• NASA is awarding up to $5 million in prizes for technology that will provide power storage and management on the Moon.
  • Moon settlements and long-term missions will require stable sources of power, and NASA needs some ideas on how to make that happen. 
  • The challenge is split into two phases, with teams receiving hundreds of thousands of dollars for coming out on top.

If humans are to one day set up shop on the lunar surface they’re going to need a few things. Supplies like air, water, and food are all essential, but something that isn’t often considered is power. Yes, the Moon is bathed in sunlight from time to time but nights on the Moon aren’t like nights on Earth. They last a lot longer, with one day on the Moon equalling roughly 28 days on Earth.

So, solar power will only take humans so far when it comes to lunar settlements or even long-term missions on Earth’s natural satellite. Power, and possibly lots of it, will be needed for extended Moon stays, and NASA needs your help to figure out how to make it happen.

The space agency is teaming up with HeroX to conduct a new challenge called “Watts on the Moon.” HeroX is a crowdsourcing platform where groups like NASA can hold competitions, and that’s exactly what’s happening in this case. There are millions of dollars on the line if you can figure it out.

“We are again proud to partner with NASA to crowdsource ingenious solutions to interstellar problems,” HeroX CEO Christian Cotichini said in a press release. “This has exciting implications for space exploration, and it could also improve life down here on Earth, in terms of renewable energy use and storage. As the saying goes, ‘shoot for the Moon and you’ll land among the stars.’ Our talented team of problem solvers will be doing just that.”

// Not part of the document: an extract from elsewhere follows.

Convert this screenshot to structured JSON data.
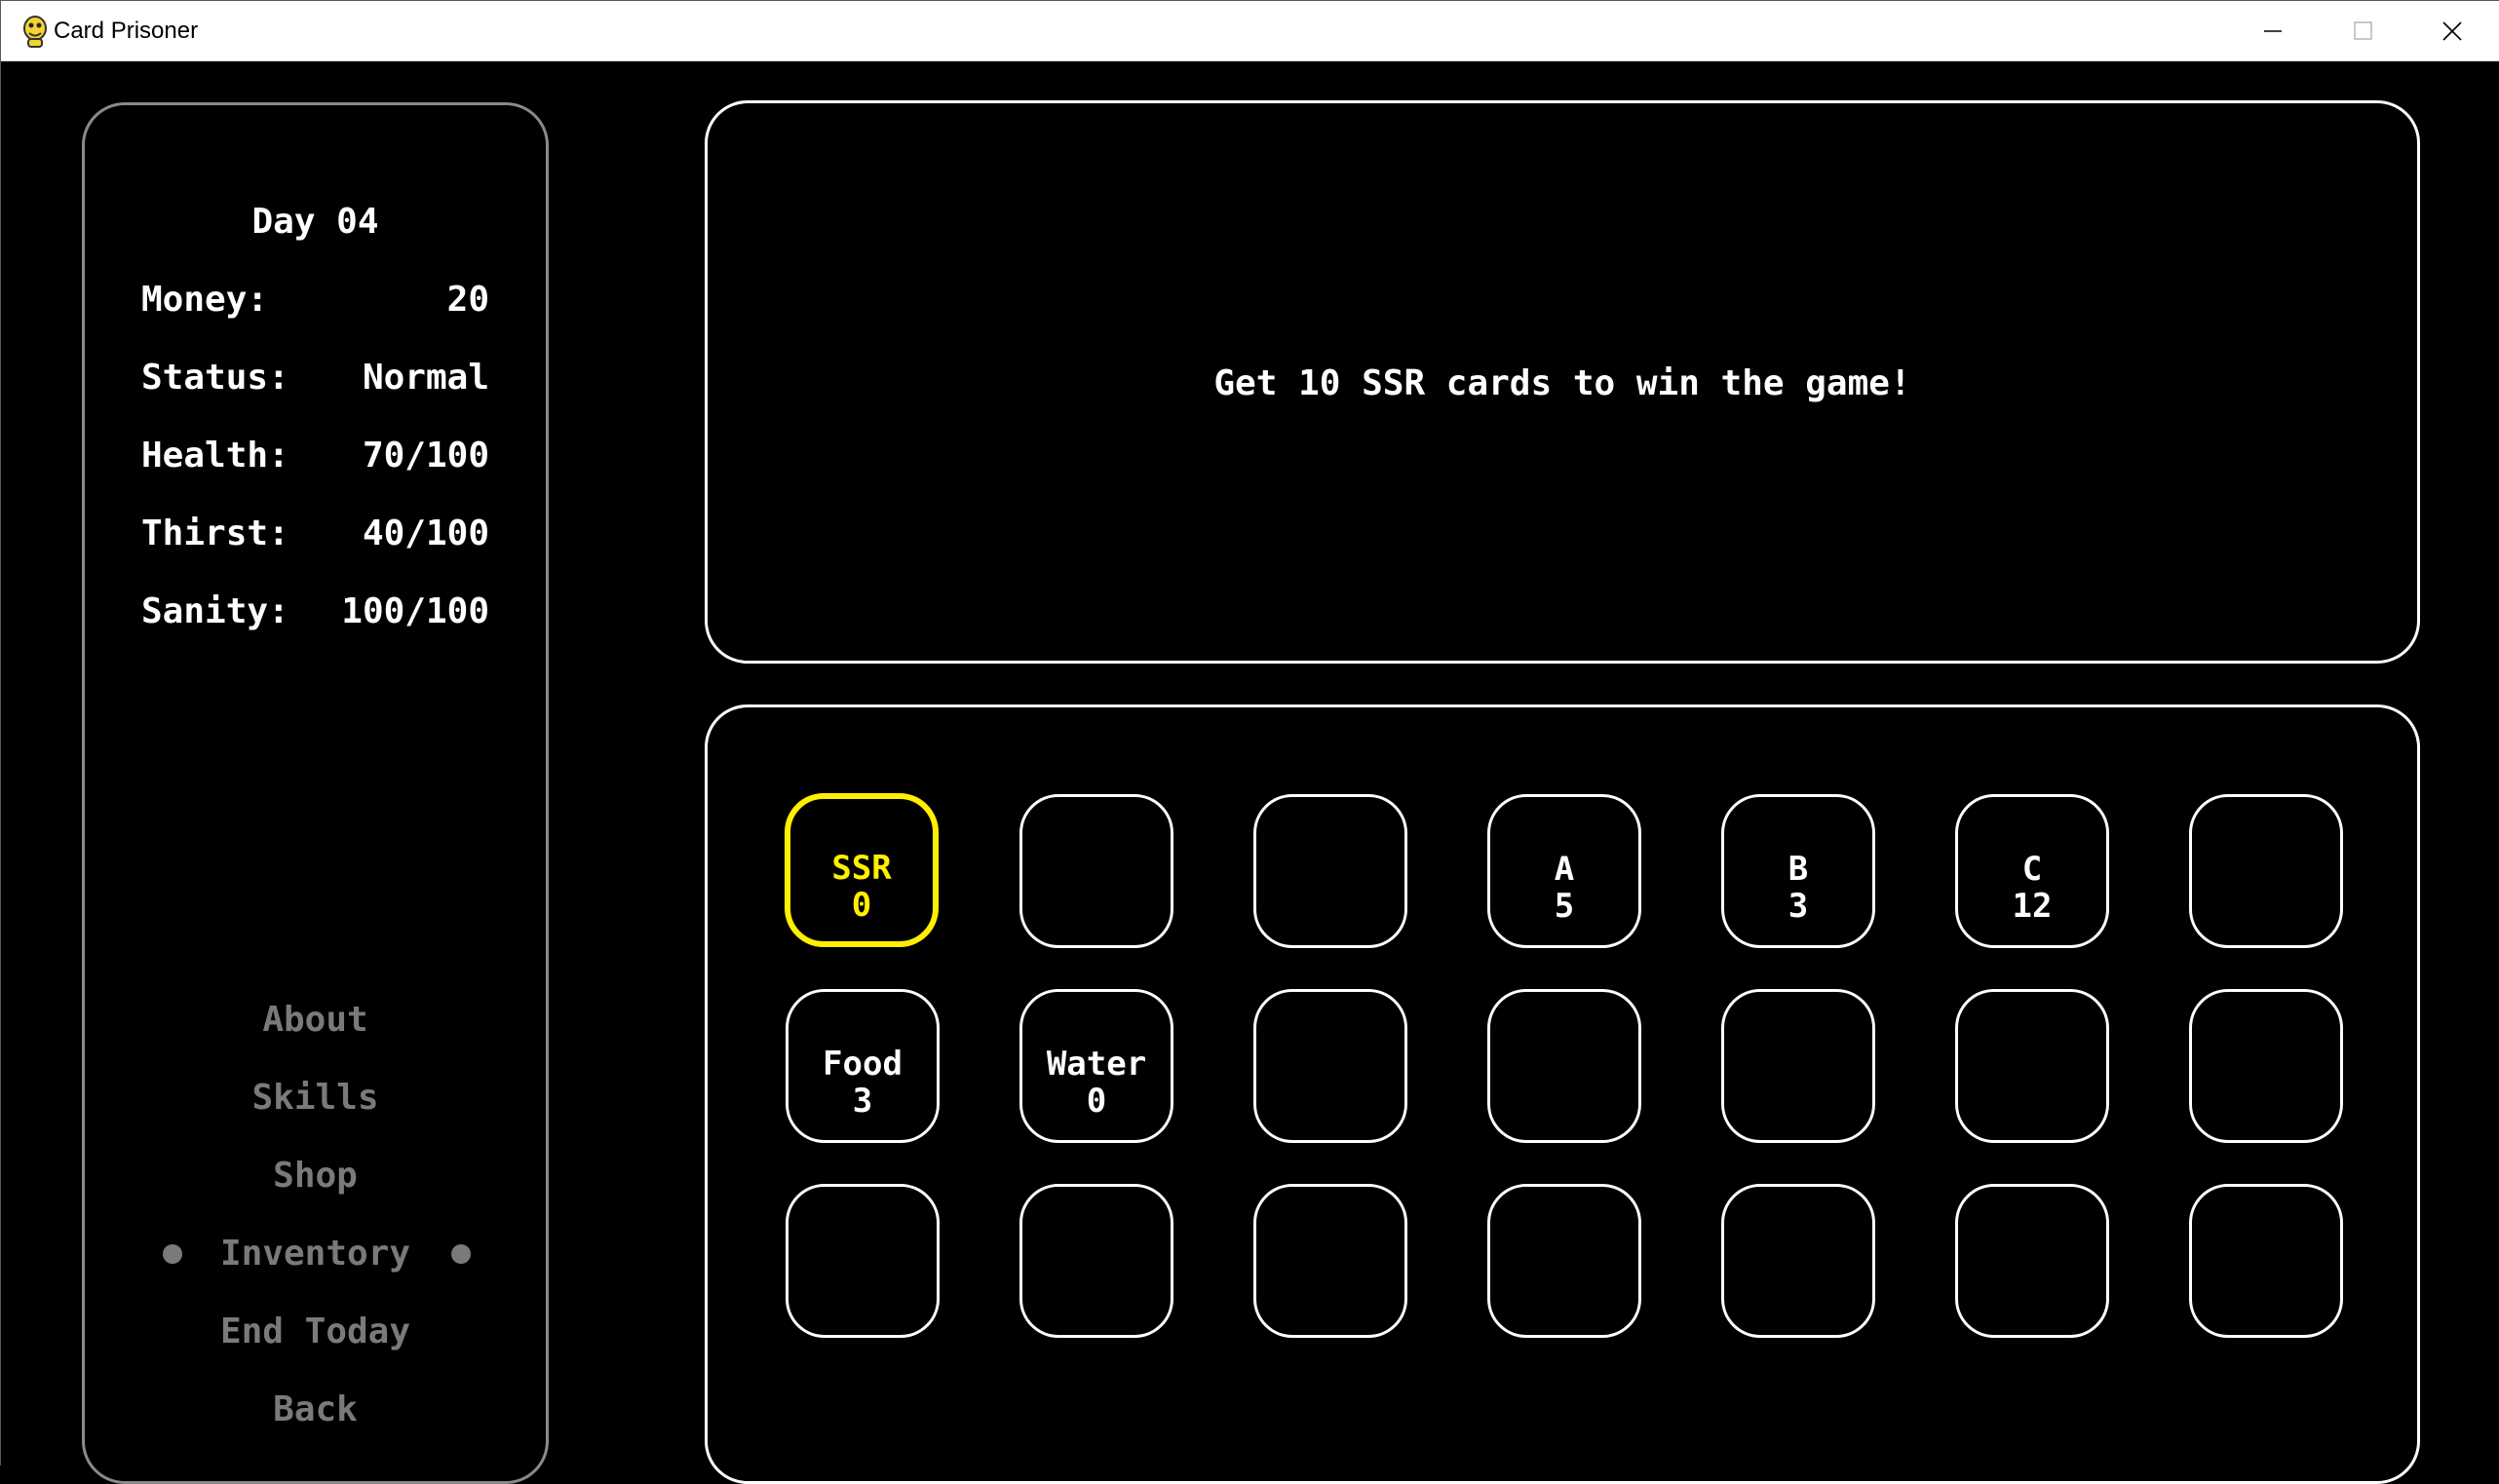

Okay so what exactly do you have to come up with? Well, it’s a multi-phase challenge and the first step is designing something that will help NASA maintain power for astronauts on the Moon. As the challenge guidelines explain, this can be related to “energy management, distribution, and storage solutions,” so your options are pretty wide open.

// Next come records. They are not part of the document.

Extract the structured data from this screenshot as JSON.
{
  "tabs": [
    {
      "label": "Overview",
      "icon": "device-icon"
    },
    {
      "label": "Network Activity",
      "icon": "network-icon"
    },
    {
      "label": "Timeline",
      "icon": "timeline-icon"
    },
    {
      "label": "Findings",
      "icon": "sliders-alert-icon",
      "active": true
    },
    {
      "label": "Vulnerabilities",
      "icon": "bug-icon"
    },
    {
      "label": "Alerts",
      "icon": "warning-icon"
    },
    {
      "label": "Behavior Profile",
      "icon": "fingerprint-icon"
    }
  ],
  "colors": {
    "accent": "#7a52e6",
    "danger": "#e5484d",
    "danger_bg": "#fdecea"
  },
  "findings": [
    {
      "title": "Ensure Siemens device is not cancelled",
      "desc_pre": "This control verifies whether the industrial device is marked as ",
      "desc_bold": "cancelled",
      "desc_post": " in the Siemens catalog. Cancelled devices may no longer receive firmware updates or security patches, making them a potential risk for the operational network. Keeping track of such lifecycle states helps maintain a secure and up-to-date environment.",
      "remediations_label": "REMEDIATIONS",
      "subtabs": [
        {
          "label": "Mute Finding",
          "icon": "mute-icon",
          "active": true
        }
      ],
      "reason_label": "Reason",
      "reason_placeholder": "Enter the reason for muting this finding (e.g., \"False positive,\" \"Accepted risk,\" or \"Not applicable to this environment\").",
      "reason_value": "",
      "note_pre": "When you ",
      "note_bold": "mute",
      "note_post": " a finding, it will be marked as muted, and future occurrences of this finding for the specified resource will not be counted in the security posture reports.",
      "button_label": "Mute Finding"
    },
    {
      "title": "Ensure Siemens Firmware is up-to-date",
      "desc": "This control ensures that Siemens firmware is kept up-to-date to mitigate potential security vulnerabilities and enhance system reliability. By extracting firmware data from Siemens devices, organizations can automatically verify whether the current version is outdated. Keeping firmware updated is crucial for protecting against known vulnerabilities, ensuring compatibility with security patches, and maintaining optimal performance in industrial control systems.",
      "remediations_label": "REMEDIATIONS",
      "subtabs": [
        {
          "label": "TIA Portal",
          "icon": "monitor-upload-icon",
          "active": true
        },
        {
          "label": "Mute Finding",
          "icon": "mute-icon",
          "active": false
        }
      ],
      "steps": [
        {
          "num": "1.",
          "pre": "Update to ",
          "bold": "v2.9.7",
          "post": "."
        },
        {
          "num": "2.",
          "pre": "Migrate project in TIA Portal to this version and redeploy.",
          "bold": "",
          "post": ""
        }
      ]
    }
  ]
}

Of course, there are many things to consider when designing hardware for the Moon. For starters, it gets incredibly cold there during the long nights, so technology that works well on Earth may not be plug-and-play on the Moon. Furthermore, the hardware has to be compact enough that it can be sent to the Moon in the first place, and every ounce of weight counts.

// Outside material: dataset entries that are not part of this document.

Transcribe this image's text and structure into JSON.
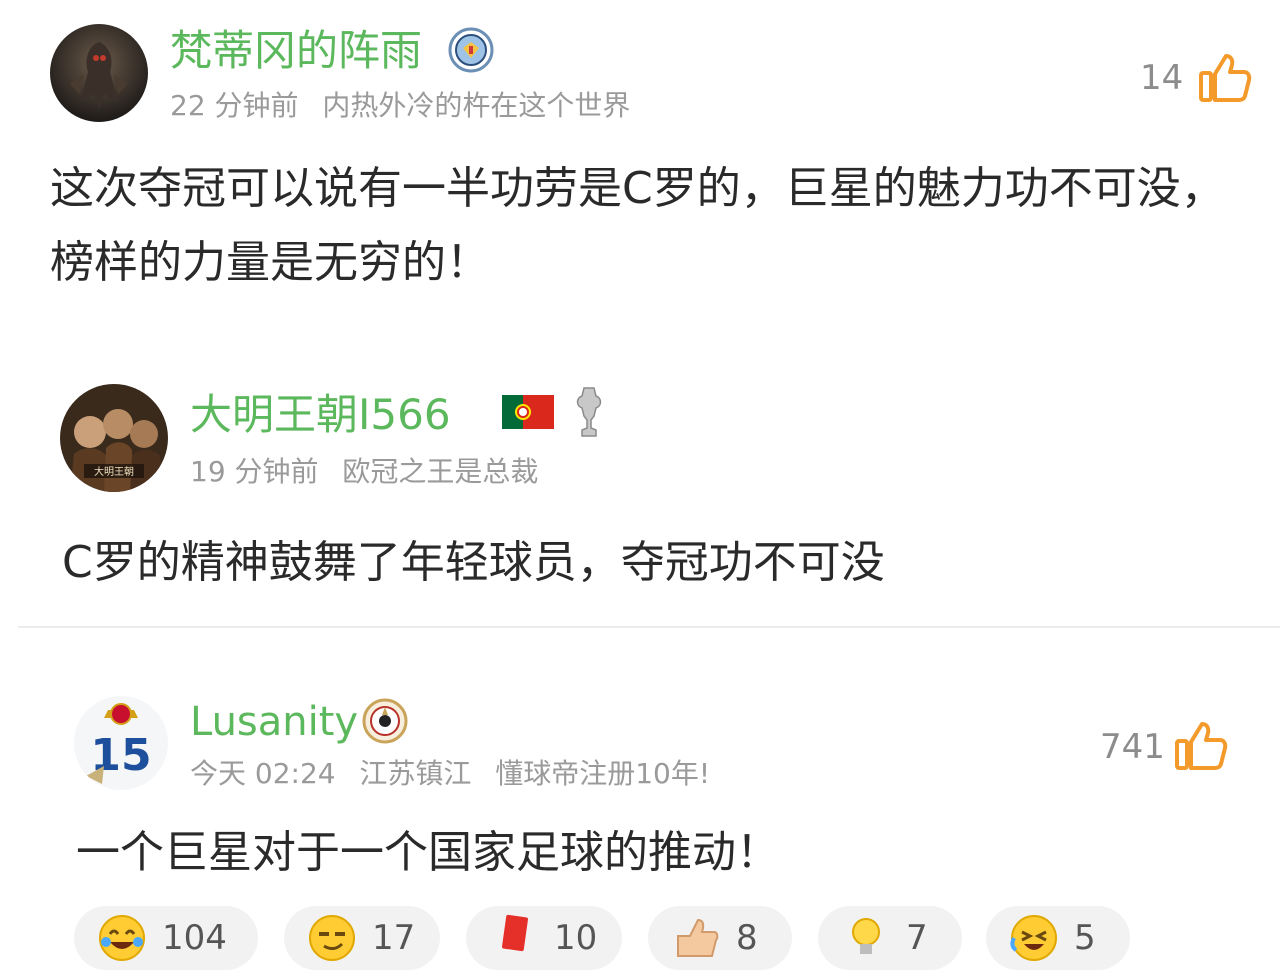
{
  "comments": [
    {
      "username": "梵蒂冈的阵雨",
      "time": "22 分钟前",
      "signature": "内热外冷的杵在这个世界",
      "text": "这次夺冠可以说有一半功劳是C罗的，巨星的魅力功不可没，榜样的力量是无穷的！",
      "likes": "14"
    },
    {
      "username": "大明王朝I566",
      "time": "19 分钟前",
      "signature": "欧冠之王是总裁",
      "text": "C罗的精神鼓舞了年轻球员，夺冠功不可没"
    },
    {
      "username": "Lusanity",
      "time": "今天 02:24",
      "location": "江苏镇江",
      "signature": "懂球帝注册10年!",
      "text": "一个巨星对于一个国家足球的推动！",
      "likes": "741",
      "avatar_text": "15"
    }
  ],
  "reactions": [
    {
      "icon": "crying-laugh-emoji-icon",
      "count": "104"
    },
    {
      "icon": "smirk-emoji-icon",
      "count": "17"
    },
    {
      "icon": "red-card-icon",
      "count": "10"
    },
    {
      "icon": "thumbs-up-hand-icon",
      "count": "8"
    },
    {
      "icon": "lightbulb-icon",
      "count": "7"
    },
    {
      "icon": "laughing-tears-emoji-icon",
      "count": "5"
    }
  ],
  "colors": {
    "username": "#5cb85c",
    "like_icon": "#f39a2b",
    "meta": "#9a9a9a"
  }
}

As for prizes, coming out on top will net you a cool $100,000, and up to three teams will be chosen for that prize. Runner-up teams will be awarded up to $50,000 each. For phase 2, the prizes may total up to $4.5 million, but that is entirely dependent on NASA receiving enough quality entries to justify a second phase. If you think you’ve got what it takes, you can sign up your team on the HeroX website.

Mike Wehner has reported on technology and video games for the past decade, covering breaking news and trends in VR, wearables, smartphones, and future tech. Most recently, Mike served as Tech Editor at The Daily Dot, and has been featured in USA Today, Time.com, and countless other web and print outlets. His love of reporting is second only to his gaming addiction.